That said, the timber industry may not necessarily be where these recently laid-off Palco workers end back up. "There were over 11,000 people in 1965 who were employed [locally] in lumber and wood manufacturing," Debets said. "There are 3,000 today. It's a big drop."
Pacific Lumber has gone from around 1,800 employees in its heyday to, after this last round of layoffs, 400 employees.
"That kind of resource-based economy that existed in America is gone," Debets said. "And within one generation. And, so, emotionally, we still feel that's what it should be. But Humboldt County now is more diversified, and we have more stability. Today, timber is 12 percent of our economy. It's still high -- but educational research is 13 percent. The knowledge industries are big."
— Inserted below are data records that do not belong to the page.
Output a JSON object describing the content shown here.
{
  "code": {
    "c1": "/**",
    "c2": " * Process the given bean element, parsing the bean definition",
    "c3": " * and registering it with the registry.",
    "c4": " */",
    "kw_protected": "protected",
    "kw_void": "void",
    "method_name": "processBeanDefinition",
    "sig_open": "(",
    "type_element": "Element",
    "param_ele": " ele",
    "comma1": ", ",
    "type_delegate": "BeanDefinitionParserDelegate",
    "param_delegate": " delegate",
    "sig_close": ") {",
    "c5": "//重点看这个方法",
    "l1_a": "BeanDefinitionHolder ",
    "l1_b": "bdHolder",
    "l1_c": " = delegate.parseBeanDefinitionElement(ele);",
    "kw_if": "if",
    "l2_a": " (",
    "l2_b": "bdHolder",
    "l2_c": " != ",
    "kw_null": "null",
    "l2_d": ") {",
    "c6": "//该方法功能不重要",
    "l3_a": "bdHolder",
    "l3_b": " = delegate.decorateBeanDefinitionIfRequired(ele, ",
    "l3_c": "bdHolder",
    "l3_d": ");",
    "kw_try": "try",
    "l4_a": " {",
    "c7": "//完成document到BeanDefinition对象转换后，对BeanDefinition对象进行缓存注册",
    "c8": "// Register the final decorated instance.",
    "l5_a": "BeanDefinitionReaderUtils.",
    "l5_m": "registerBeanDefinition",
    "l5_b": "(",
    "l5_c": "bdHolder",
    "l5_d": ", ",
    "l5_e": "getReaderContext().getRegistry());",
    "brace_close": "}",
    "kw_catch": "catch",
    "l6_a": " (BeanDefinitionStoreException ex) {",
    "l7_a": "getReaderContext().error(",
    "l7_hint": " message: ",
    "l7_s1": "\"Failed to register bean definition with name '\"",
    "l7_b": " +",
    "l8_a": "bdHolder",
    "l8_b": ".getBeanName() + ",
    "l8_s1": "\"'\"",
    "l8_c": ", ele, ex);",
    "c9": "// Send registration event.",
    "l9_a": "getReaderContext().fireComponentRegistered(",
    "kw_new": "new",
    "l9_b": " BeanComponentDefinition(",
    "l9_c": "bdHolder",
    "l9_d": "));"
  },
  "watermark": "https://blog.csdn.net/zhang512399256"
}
She said the transition into one of these other industries might not be easy for some of Palco's dislocated workers, and some might balk at a big change. "Some people will move," she said, to stay in timber. "Some people will transition into something else and stay here." And those who stay could end up being hired at places they maybe never even thought of before.
"Loleta Cheese -- they looked for a long time for a dairy manager, a year. They finally hired someone. Kokatat just hired a former business owner. Streamguys -- it's growing 100 percent a year. If you're an experienced close person, in sales, you've got a job. They want sales and marketing people. Is it a direct transfer from timber to there? Probably not. A lot of these people will need retraining."
Comments? Write a letter!
© Copyright 2006, North Coast Journal, Inc.